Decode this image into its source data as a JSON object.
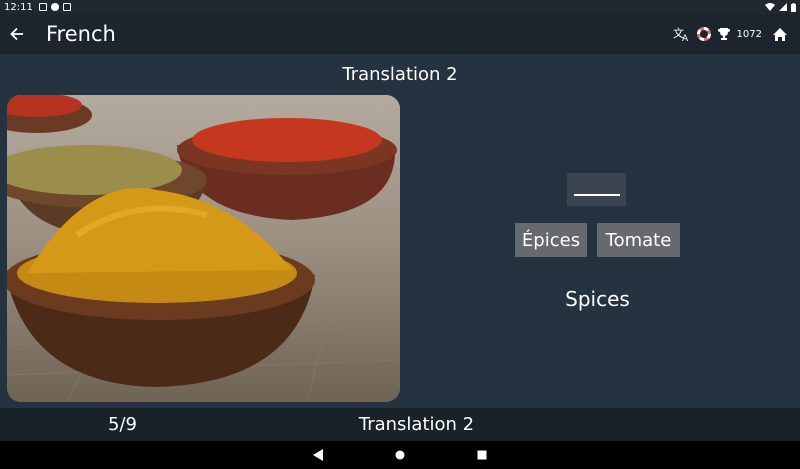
{
  "status_bar": {
    "time": "12:11"
  },
  "app_bar": {
    "title": "French",
    "score": "1072"
  },
  "lesson": {
    "title": "Translation 2",
    "image_alt": "bowls of spices"
  },
  "exercise": {
    "choices": [
      "Épices",
      "Tomate"
    ],
    "prompt": "Spices"
  },
  "footer": {
    "progress": "5/9",
    "title": "Translation 2"
  },
  "colors": {
    "background": "#25323f",
    "app_bar": "#1c252e",
    "choice_bg": "#666a6e"
  },
  "icons": [
    "back-arrow-icon",
    "translate-icon",
    "lifebuoy-icon",
    "trophy-icon",
    "home-icon"
  ]
}
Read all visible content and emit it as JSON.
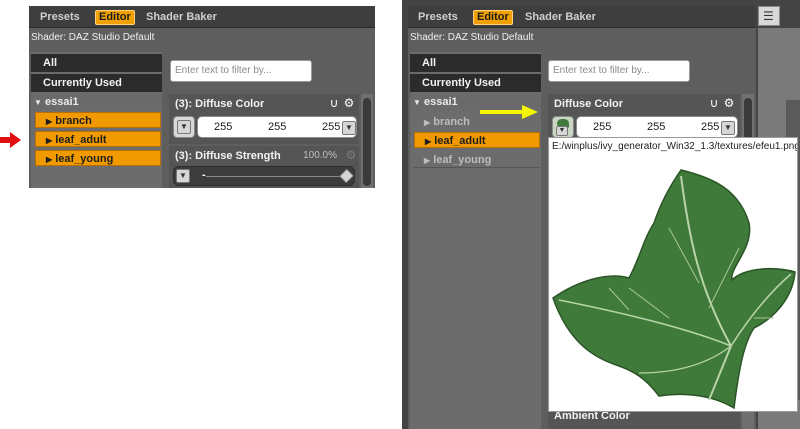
{
  "left": {
    "tabs": {
      "presets": "Presets",
      "editor": "Editor",
      "shader_baker": "Shader Baker"
    },
    "shader_label": "Shader: DAZ Studio Default",
    "filter_placeholder": "Enter text to filter by...",
    "list": {
      "all": "All",
      "currently_used": "Currently Used",
      "group": "essai1",
      "items": [
        "branch",
        "leaf_adult",
        "leaf_young"
      ]
    },
    "props": {
      "diffuse_color": {
        "label": "(3): Diffuse Color",
        "r": "255",
        "g": "255",
        "b": "255"
      },
      "diffuse_strength": {
        "label": "(3): Diffuse Strength",
        "value": "100.0%",
        "slider_value": "-"
      }
    }
  },
  "right": {
    "tabs": {
      "presets": "Presets",
      "editor": "Editor",
      "shader_baker": "Shader Baker"
    },
    "shader_label": "Shader: DAZ Studio Default",
    "filter_placeholder": "Enter text to filter by...",
    "list": {
      "all": "All",
      "currently_used": "Currently Used",
      "group": "essai1",
      "items": [
        "branch",
        "leaf_adult",
        "leaf_young"
      ]
    },
    "props": {
      "diffuse_color": {
        "label": "Diffuse Color",
        "r": "255",
        "g": "255",
        "b": "255"
      },
      "ambient_color": {
        "label": "Ambient Color"
      }
    },
    "tooltip_path": "E:/winplus/ivy_generator_Win32_1.3/textures/efeu1.png"
  },
  "colors": {
    "accent": "#f09a00",
    "red_arrow": "#e01010",
    "yellow_arrow": "#f5f500",
    "leaf": "#3f7a3a"
  }
}
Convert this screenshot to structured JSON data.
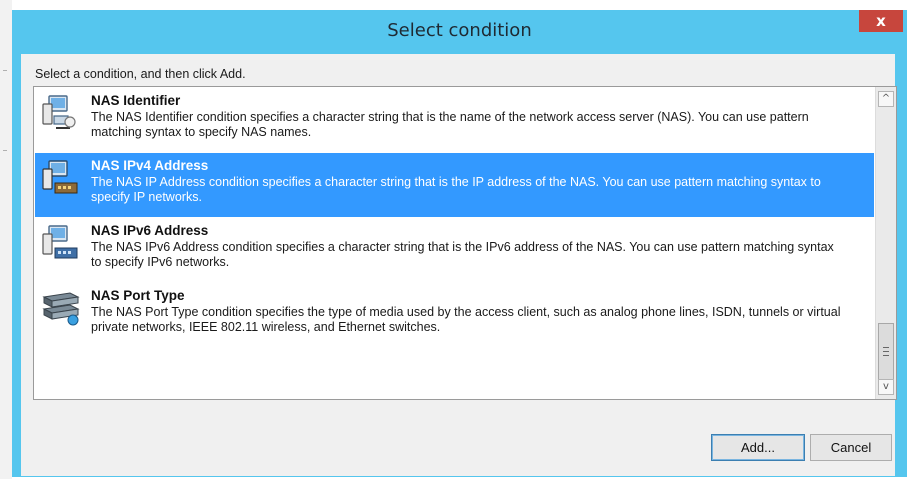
{
  "window": {
    "title": "Select condition",
    "close_label": "x"
  },
  "instruction": "Select a condition, and then click Add.",
  "conditions": [
    {
      "title": "NAS Identifier",
      "description": "The NAS Identifier condition specifies a character string that is the name of the network access server (NAS). You can use pattern matching syntax to specify NAS names.",
      "icon": "network-computer-icon",
      "selected": false
    },
    {
      "title": "NAS IPv4 Address",
      "description": "The NAS IP Address condition specifies a character string that is the IP address of the NAS. You can use pattern matching syntax to specify IP networks.",
      "icon": "network-ipv4-icon",
      "selected": true
    },
    {
      "title": "NAS IPv6 Address",
      "description": "The NAS IPv6 Address condition specifies a character string that is the IPv6 address of the NAS. You can use pattern matching syntax to specify IPv6 networks.",
      "icon": "network-ipv6-icon",
      "selected": false
    },
    {
      "title": "NAS Port Type",
      "description": "The NAS Port Type condition specifies the type of media used by the access client, such as analog phone lines, ISDN, tunnels or virtual private networks, IEEE 802.11 wireless, and Ethernet switches.",
      "icon": "port-type-icon",
      "selected": false
    }
  ],
  "buttons": {
    "add_label": "Add...",
    "cancel_label": "Cancel"
  },
  "scrollbar": {
    "up_arrow": "^",
    "down_arrow": "v",
    "position": 0.85
  },
  "colors": {
    "title_bar": "#55c6ee",
    "selection": "#3399ff",
    "close_button": "#c7463d"
  }
}
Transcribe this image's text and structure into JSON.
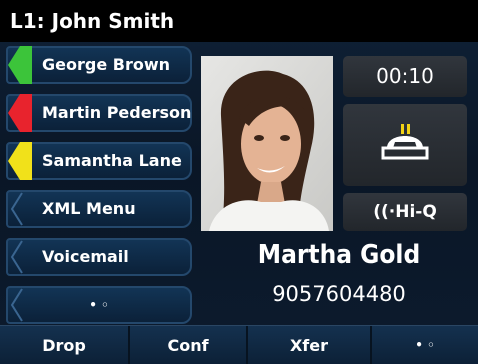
{
  "title": "L1: John Smith",
  "line_keys": [
    {
      "label": "George Brown",
      "status_color": "#3cc43a"
    },
    {
      "label": "Martin Pederson",
      "status_color": "#e8232d"
    },
    {
      "label": "Samantha Lane",
      "status_color": "#f1e11a"
    },
    {
      "label": "XML Menu",
      "status_color": ""
    },
    {
      "label": "Voicemail",
      "status_color": ""
    },
    {
      "label": "• ◦",
      "status_color": ""
    }
  ],
  "call": {
    "timer": "00:10",
    "hold_icon": "hold-icon",
    "hiq_label": "((·Hi-Q",
    "caller_name": "Martha Gold",
    "caller_number": "9057604480"
  },
  "softkeys": [
    "Drop",
    "Conf",
    "Xfer",
    "• ◦"
  ]
}
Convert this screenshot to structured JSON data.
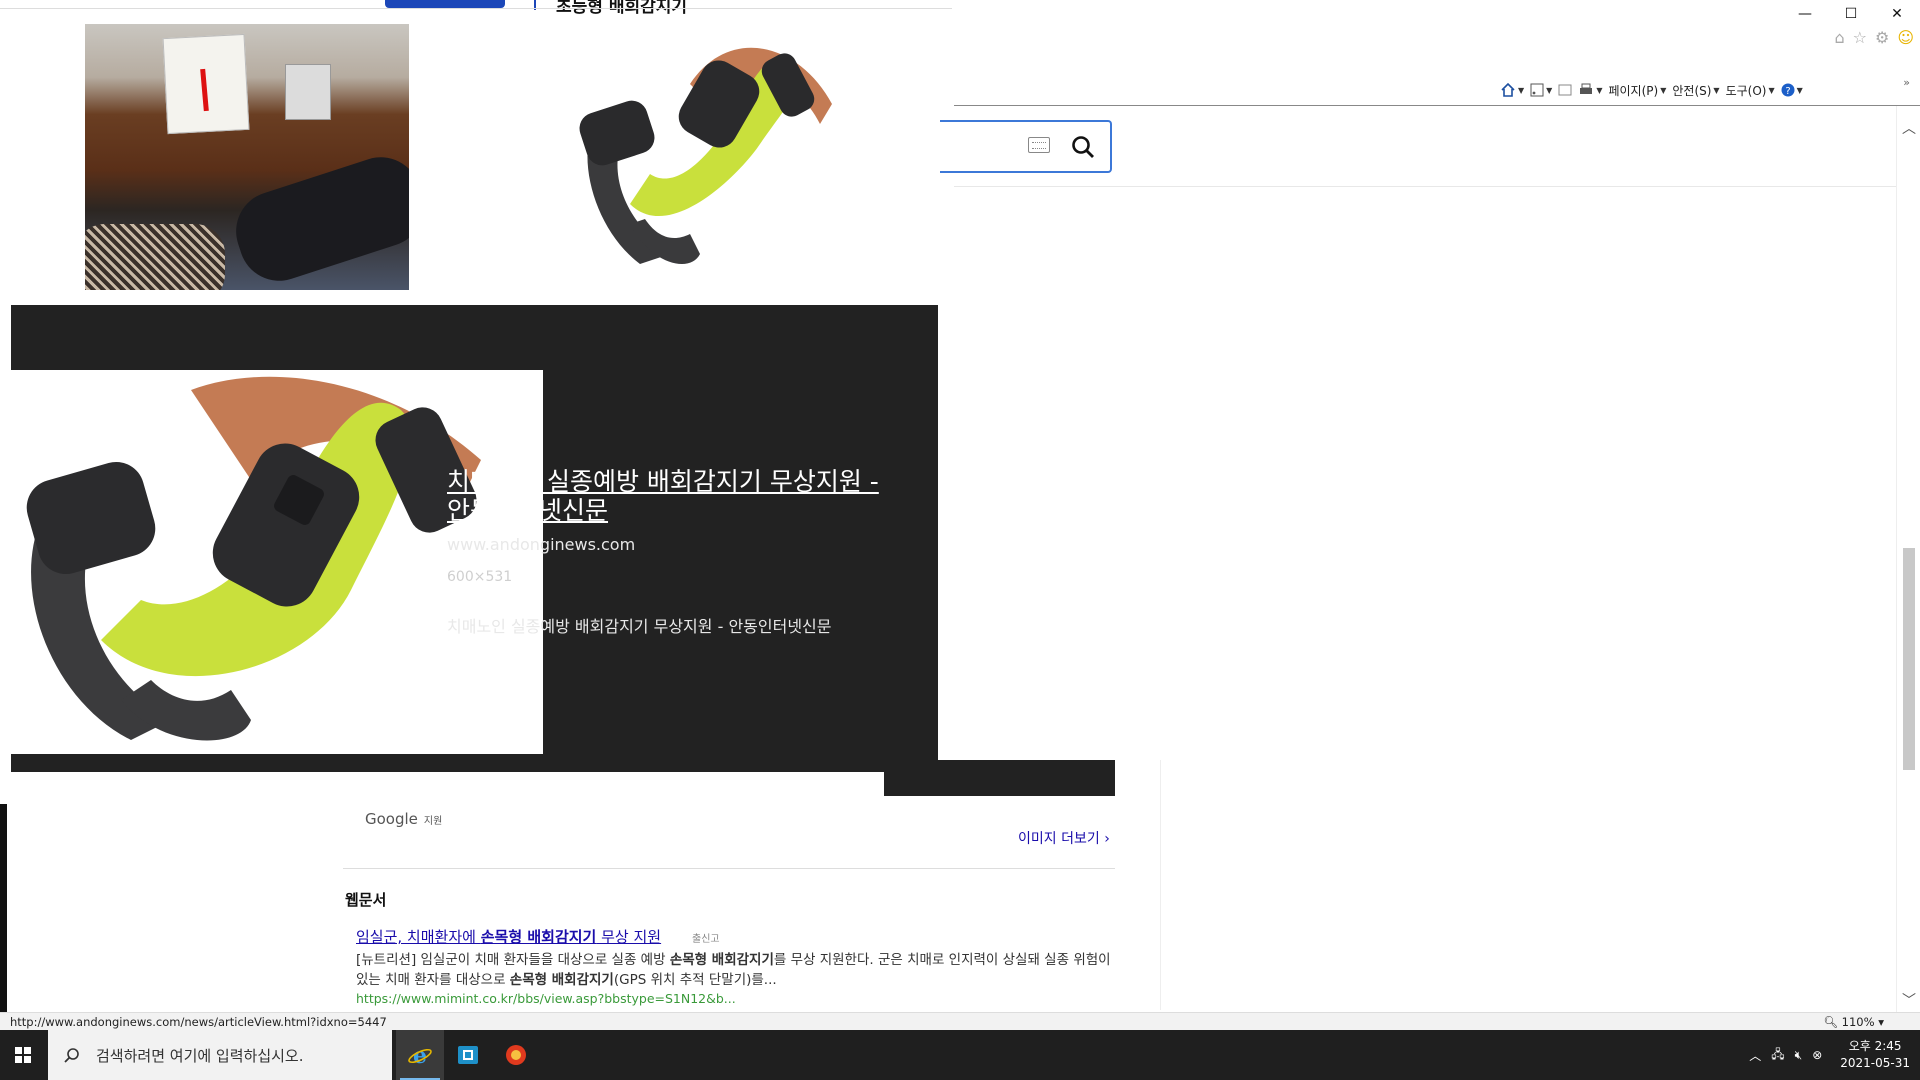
{
  "window": {
    "minimize": "—",
    "maximize": "☐",
    "close": "✕"
  },
  "command_bar": {
    "page": "페이지(P)",
    "safety": "안전(S)",
    "tools": "도구(O)"
  },
  "header": {
    "site_text": "초등형 배회감지기"
  },
  "preview": {
    "title": "치매노인 실종예방 배회감지기 무상지원 - 안동인터넷신문",
    "domain": "www.andonginews.com",
    "size": "600×531",
    "description": "치매노인 실종예방 배회감지기 무상지원 - 안동인터넷신문"
  },
  "google_label": "Google",
  "google_label_sub": "지원",
  "more_images": "이미지 더보기",
  "web_docs": {
    "heading": "웹문서",
    "result": {
      "title_pre": "임실군, 치매환자에 ",
      "title_bold": "손목형 배회감지기",
      "title_post": " 무상 지원",
      "flag": "출신고",
      "snippet_1": "[뉴트리션] 임실군이 치매 환자들을 대상으로 실종 예방 ",
      "snippet_b1": "손목형 배회감지기",
      "snippet_2": "를 무상 지원한다. 군은 치매로 인지력이 상실돼 실종 위험이 있는 치매 환자를 대상으로 ",
      "snippet_b2": "손목형 배회감지기",
      "snippet_3": "(GPS 위치 추적 단말기)를...",
      "url": "https://www.mimint.co.kr/bbs/view.asp?bbstype=S1N12&b..."
    }
  },
  "status": {
    "url": "http://www.andonginews.com/news/articleView.html?idxno=5447",
    "zoom": "110%"
  },
  "taskbar": {
    "search_placeholder": "검색하려면 여기에 입력하십시오.",
    "time": "오후 2:45",
    "date": "2021-05-31"
  },
  "icons": [
    "home-icon",
    "star-icon",
    "gear-icon",
    "smiley-icon",
    "search-icon",
    "keyboard-icon",
    "windows-icon",
    "ie-icon",
    "store-icon"
  ]
}
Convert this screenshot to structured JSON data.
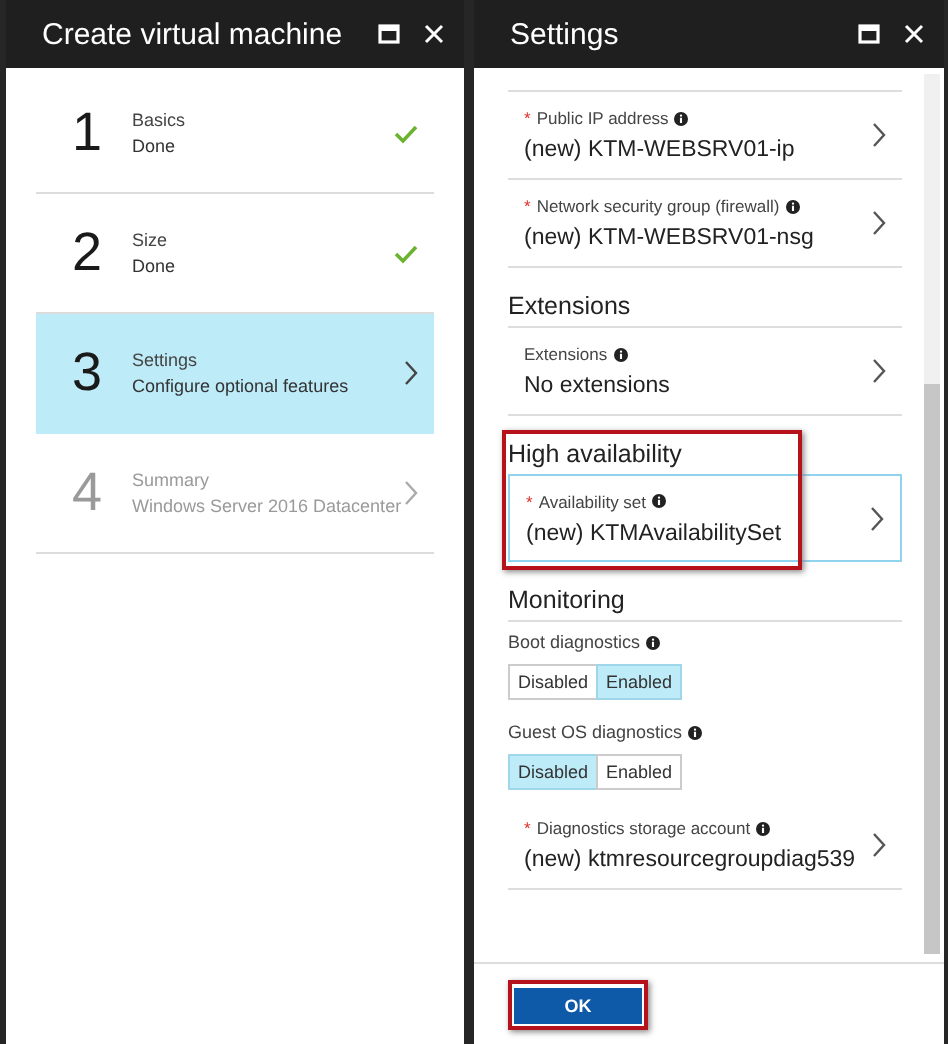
{
  "wizard": {
    "title": "Create virtual machine",
    "steps": [
      {
        "number": "1",
        "title": "Basics",
        "subtitle": "Done",
        "kind": "done",
        "selected": false,
        "disabled": false
      },
      {
        "number": "2",
        "title": "Size",
        "subtitle": "Done",
        "kind": "done",
        "selected": false,
        "disabled": false
      },
      {
        "number": "3",
        "title": "Settings",
        "subtitle": "Configure optional features",
        "kind": "chevron",
        "selected": true,
        "disabled": false
      },
      {
        "number": "4",
        "title": "Summary",
        "subtitle": "Windows Server 2016 Datacenter",
        "kind": "chevron",
        "selected": false,
        "disabled": true
      }
    ]
  },
  "settings": {
    "title": "Settings",
    "sections": [
      {
        "highlighted": false,
        "items": [
          {
            "kind": "field",
            "label": "Public IP address",
            "required": "*",
            "info": true,
            "value": "(new) KTM-WEBSRV01-ip",
            "focused": false
          },
          {
            "kind": "field",
            "label": "Network security group (firewall)",
            "required": "*",
            "info": true,
            "value": "(new) KTM-WEBSRV01-nsg",
            "focused": false
          }
        ]
      },
      {
        "heading": "Extensions",
        "highlighted": false,
        "items": [
          {
            "kind": "field",
            "label": "Extensions",
            "info": true,
            "value": "No extensions",
            "focused": false
          }
        ]
      },
      {
        "heading": "High availability",
        "highlighted": true,
        "items": [
          {
            "kind": "field",
            "label": "Availability set",
            "required": "*",
            "info": true,
            "value": "(new) KTMAvailabilitySet",
            "focused": true
          }
        ]
      },
      {
        "heading": "Monitoring",
        "highlighted": false,
        "items": [
          {
            "kind": "toggle",
            "label": "Boot diagnostics",
            "info": true,
            "options": [
              {
                "label": "Disabled",
                "selected": false
              },
              {
                "label": "Enabled",
                "selected": true
              }
            ]
          },
          {
            "kind": "toggle",
            "label": "Guest OS diagnostics",
            "info": true,
            "options": [
              {
                "label": "Disabled",
                "selected": true
              },
              {
                "label": "Enabled",
                "selected": false
              }
            ]
          },
          {
            "kind": "field",
            "label": "Diagnostics storage account",
            "required": "*",
            "info": true,
            "value": "(new) ktmresourcegroupdiag539",
            "focused": false
          }
        ]
      }
    ],
    "ok_button": {
      "label": "OK",
      "highlighted": true
    }
  }
}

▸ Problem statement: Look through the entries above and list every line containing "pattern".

▸ Written response:
      "description": "The NAS Identifier condition specifies a character string that is the name of the network access server (NAS). You can use pattern matching syntax to specify NAS names.",
      "description": "The NAS IP Address condition specifies a character string that is the IP address of the NAS. You can use pattern matching syntax to specify IP networks.",
      "description": "The NAS IPv6 Address condition specifies a character string that is the IPv6 address of the NAS. You can use pattern matching syntax to specify IPv6 networks.",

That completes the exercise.